Nearly 870 million people worldwide are suffering from chronic malnutrition, the majority of which live in developing countries. The reason behind malnutrition lies in the current food system as it puts the interests of big agricultural businesses and distribution companies first.
Studies show that there is enough food for every human being on the planet, thus the mere existence of hunger itself is not due to a lack of food. Insufficient food supply is due to income inequalities and unequal distribution and access to food products.
This reason is precisely why the problem focuses on the production and distribution of food products and above all, on multinational companies’ control of the food chain.
The origin of this system, detrimental to small farming businesses, can be traced back to the Green Revolution that took place in the 60s. This ‘new agriculture’ entailed the replacement of a traditional sustainable farming system for one that is fully industrialised.
This is why pesticides, chemical fertilisers and other artificial methods were introduced, such as the cultivation of genetically modified seeds. As a result, land is now in the hands of a few large landowners, who end up displacing the rightful owners of the land.
This not only meant small farmers lost their earnings but it also increased the debt of developing countries, with institutions like the International Monetary Fund (IMF) and the World Bank.
A new focus
When faced with the current situation, the ‘food sovereignty’ stance is strengthened. This stance currently defends various organisations such as in the War on Want case, in their study Food sovereignty: Reclaiming the global food system.
However, food sovereignty highlights the importance of the production method of food products and their origin. Therefore, one proposes a framework for the creation of agriculture and food policies, which will cover land reform, territorial control, biodiversity, local markets and production, and autonomy, amongst others issues.
This new plan will, thus encompass more than just basic food production. It indicates a radical change in the way that society is organised, stripping the elites of their control and instead giving it to small farming communities.
This presupposes that farmers will have control of their land and thus, they will be able to decide what it is that they want to cultivate and what sustainable methods to use.
But the only thing they achieve is being under the same control as beforehand because they are obliged to buy seeds and pesticides from the same company in order to keep on cultivating, thus making themselves completely dependent on them.
Furthermore, whilst farmers and indigenous communities, who are still alive thanks to their agricultural work, are struggling to survive, large corporations are awarded with multimillion-pound profits for their shareholders.
In fact, U.S. Monsanto and DuPont and Swiss Syngenta head the profits ranking table in that sector.
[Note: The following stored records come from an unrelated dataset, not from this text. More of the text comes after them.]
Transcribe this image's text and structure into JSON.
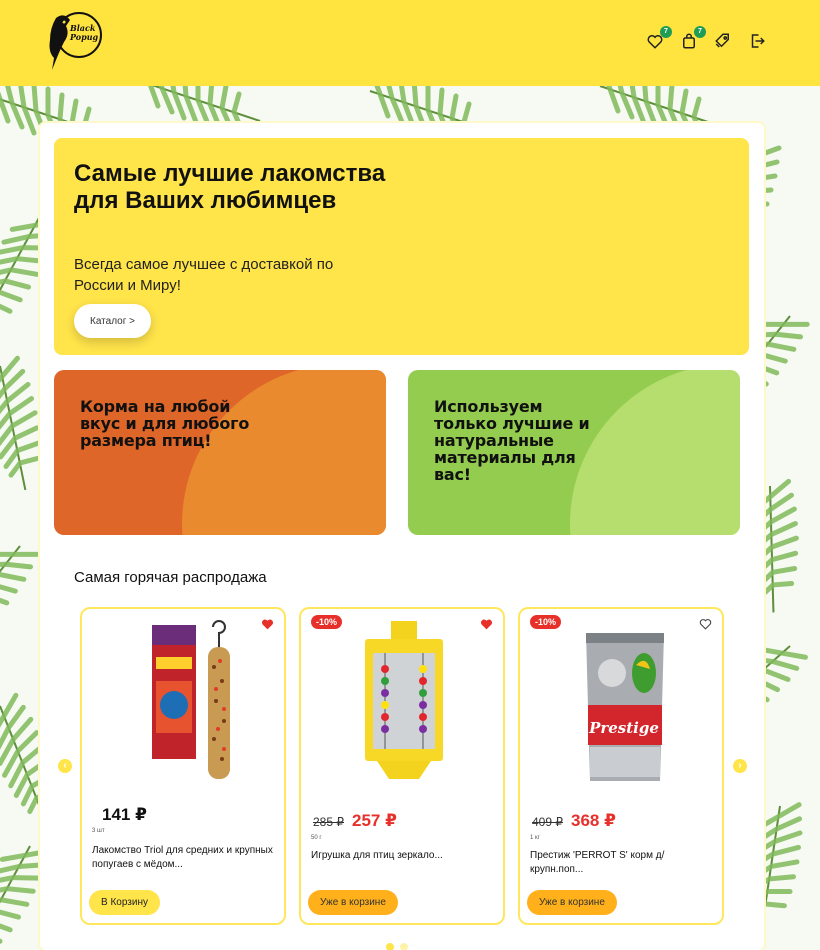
{
  "header": {
    "logo_text": "Black Popug",
    "favorites_count": "7",
    "cart_count": "7"
  },
  "hero": {
    "title": "Самые лучшие лакомства для Ваших любимцев",
    "subtitle": "Всегда самое лучшее с доставкой по России и Миру!",
    "button_label": "Каталог >"
  },
  "promos": [
    {
      "text": "Корма на любой вкус и для любого размера птиц!",
      "color": "#df6629"
    },
    {
      "text": "Используем только лучшие и натуральные материалы для вас!",
      "color": "#93cc4f"
    }
  ],
  "sale": {
    "title": "Самая горячая распродажа",
    "products": [
      {
        "discount": "",
        "favorite": true,
        "old_price": "",
        "price": "141 ₽",
        "qty": "3 шт",
        "name": "Лакомство Triol для средних и крупных попугаев с мёдом...",
        "button": "В Корзину"
      },
      {
        "discount": "-10%",
        "favorite": true,
        "old_price": "285 ₽",
        "price": "257 ₽",
        "qty": "50 г",
        "name": "Игрушка для птиц зеркало...",
        "button": "Уже в корзине"
      },
      {
        "discount": "-10%",
        "favorite": false,
        "old_price": "409 ₽",
        "price": "368 ₽",
        "qty": "1 кг",
        "name": "Престиж 'PERROT S' корм д/крупн.поп...",
        "button": "Уже в корзине"
      }
    ]
  },
  "colors": {
    "accent": "#ffe44a",
    "sale": "#e8302a",
    "in_cart": "#ffb01a"
  }
}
According to data, published in 2009 and collected by War on Want, Monsanto had a profit of 7, 297, 000 dollars; DuPont made an estimated 4, 461 million and Syngenta’s estimated profit was 2, 564 million dollars.
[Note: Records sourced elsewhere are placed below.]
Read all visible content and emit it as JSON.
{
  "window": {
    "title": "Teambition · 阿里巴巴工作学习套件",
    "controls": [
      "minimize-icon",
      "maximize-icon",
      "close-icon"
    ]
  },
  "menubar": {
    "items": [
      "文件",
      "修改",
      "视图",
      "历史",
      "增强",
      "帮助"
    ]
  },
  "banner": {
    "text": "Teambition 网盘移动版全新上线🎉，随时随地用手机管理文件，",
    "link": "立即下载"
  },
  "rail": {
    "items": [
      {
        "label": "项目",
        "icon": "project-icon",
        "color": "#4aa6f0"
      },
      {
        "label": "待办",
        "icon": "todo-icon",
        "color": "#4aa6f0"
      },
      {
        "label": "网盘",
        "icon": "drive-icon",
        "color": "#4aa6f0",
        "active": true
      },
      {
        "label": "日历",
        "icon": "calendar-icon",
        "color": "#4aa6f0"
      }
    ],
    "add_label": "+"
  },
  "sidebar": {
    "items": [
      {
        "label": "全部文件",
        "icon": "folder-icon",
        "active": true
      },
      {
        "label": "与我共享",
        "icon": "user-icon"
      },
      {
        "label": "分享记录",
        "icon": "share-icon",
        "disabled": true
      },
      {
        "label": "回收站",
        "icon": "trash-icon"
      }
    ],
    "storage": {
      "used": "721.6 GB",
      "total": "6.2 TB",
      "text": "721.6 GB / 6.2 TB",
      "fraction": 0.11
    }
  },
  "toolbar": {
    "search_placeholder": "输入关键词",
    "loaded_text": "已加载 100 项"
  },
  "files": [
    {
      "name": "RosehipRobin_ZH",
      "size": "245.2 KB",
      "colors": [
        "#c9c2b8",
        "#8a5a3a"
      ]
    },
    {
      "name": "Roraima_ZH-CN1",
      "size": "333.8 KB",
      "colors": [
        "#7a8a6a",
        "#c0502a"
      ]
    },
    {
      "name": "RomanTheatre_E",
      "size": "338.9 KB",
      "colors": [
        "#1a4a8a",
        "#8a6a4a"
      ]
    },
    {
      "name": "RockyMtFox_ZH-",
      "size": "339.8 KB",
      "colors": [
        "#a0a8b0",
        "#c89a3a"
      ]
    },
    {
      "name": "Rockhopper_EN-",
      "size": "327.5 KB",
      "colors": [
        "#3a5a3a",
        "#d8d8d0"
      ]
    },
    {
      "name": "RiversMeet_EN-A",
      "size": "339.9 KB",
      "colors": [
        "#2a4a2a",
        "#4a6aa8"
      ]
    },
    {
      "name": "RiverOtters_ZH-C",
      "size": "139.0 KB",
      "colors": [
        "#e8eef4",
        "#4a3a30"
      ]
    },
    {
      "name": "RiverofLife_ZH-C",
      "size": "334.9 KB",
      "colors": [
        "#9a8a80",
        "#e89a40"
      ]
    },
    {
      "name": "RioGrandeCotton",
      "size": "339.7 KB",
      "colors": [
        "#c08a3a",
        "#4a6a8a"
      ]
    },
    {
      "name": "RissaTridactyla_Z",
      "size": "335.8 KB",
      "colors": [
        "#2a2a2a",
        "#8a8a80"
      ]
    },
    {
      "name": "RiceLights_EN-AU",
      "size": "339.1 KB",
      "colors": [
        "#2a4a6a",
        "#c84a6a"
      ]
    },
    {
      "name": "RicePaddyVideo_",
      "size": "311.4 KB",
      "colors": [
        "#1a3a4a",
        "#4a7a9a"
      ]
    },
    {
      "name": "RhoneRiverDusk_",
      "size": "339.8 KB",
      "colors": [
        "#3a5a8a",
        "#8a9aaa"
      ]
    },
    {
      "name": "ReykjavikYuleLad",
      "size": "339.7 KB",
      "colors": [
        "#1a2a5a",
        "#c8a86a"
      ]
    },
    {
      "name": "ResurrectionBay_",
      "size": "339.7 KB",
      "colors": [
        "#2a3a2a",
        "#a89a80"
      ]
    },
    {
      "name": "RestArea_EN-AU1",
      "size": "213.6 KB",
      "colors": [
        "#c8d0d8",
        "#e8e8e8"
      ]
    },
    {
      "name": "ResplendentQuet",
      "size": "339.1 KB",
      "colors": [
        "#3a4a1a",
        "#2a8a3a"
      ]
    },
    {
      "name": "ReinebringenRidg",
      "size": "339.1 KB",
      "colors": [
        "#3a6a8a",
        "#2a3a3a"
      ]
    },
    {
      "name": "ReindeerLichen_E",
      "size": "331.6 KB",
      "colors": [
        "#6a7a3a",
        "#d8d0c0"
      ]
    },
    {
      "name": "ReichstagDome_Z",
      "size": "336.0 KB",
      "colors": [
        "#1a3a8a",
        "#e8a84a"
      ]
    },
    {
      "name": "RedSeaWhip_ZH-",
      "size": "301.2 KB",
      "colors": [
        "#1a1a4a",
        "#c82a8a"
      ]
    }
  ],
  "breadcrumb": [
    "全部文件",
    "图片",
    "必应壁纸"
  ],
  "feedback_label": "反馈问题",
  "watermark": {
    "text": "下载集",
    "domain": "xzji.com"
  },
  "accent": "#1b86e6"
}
However this system not only involves large multinational chemical companies, the distribution sector and supermarkets also benefit. The four major supermarket chains in the UK (Tesco, Sainsbury’s, Asda and Morrison) control three quarters of the market in the country.
The relationship between these retailers and multinational companies seems clear. Whilst corporations force farmers to cultivate the seeds and use pesticides that they design, massive marketing campaigns are conducted to create new consumption habits in the so-called ‘first world’, which uphold the required practices and deplorable conditions imposed upon agricultural workers in developing countries.
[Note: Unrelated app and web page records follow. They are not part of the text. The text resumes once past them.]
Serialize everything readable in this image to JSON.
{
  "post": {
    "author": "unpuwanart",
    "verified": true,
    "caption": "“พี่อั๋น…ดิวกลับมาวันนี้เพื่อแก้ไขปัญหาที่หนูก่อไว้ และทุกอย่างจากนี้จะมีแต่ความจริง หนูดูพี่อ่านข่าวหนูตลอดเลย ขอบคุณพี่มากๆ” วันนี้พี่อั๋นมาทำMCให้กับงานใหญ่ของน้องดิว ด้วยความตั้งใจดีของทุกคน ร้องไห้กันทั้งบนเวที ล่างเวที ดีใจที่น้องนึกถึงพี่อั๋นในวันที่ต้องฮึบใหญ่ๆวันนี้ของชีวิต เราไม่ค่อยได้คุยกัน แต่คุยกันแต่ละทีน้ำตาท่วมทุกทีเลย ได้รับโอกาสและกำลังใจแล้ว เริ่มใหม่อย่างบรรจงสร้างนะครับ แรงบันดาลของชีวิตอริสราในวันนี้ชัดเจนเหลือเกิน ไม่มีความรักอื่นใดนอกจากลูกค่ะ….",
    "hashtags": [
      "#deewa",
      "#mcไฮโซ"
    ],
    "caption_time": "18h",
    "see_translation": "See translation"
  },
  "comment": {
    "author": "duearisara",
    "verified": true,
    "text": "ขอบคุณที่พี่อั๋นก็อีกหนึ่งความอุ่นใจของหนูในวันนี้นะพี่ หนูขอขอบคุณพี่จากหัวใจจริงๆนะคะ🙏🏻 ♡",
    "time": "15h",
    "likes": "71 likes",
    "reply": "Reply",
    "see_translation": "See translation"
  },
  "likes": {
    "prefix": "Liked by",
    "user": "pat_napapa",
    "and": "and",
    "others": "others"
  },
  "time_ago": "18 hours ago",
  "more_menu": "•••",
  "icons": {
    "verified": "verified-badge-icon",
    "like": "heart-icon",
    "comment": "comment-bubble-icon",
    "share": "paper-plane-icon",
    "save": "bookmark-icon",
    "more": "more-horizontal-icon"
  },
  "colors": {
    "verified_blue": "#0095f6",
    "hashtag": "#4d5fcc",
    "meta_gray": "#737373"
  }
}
The proposals for food sovereignty follow Via Campesina’s guidelines. Via Campesina is an international movement that acts as an umbrella organization for landowners, small farming businesses, indigenous communities, farm workers and landless labourers from around the world.
It was Via Campesina who proclaimed that the concept of food sovereignty defends one’s right to decide upon their agricultural policies and to produce food locally.
Defending anti-capitalist and anti-globalization positions, food sovereignty is based on a set of principles, which are advantageous to small farming communities, in comparison to the current system, which only benefits large corporations.
The proposals have many positive attributes, from protecting natural resources, conserving the environment and being bio-diverse by rejecting agrochemicals, to democratic, free decision-making land control and the equal participation of farmers.
However, amongst the most important benefits is, undoubtedly, the end to the problems caused by globalisation, such as world hunger, and a reorganization of the commercial food system. If small farming communities were given the opportunity to produce food for themselves and for their own domestic consumption, and not for exportations to rich countries which they currently do, it would be much easier to eliminate the grave hunger problem.
And no doubt, it would put an end to the problems that arise from current practices, such as the oppression of indigenous communities and small farming companies, forced to deal with displacement and poverty. Let’s not forget that food is a basic human right, not a weapon.
(Translated by Emma O’Toole)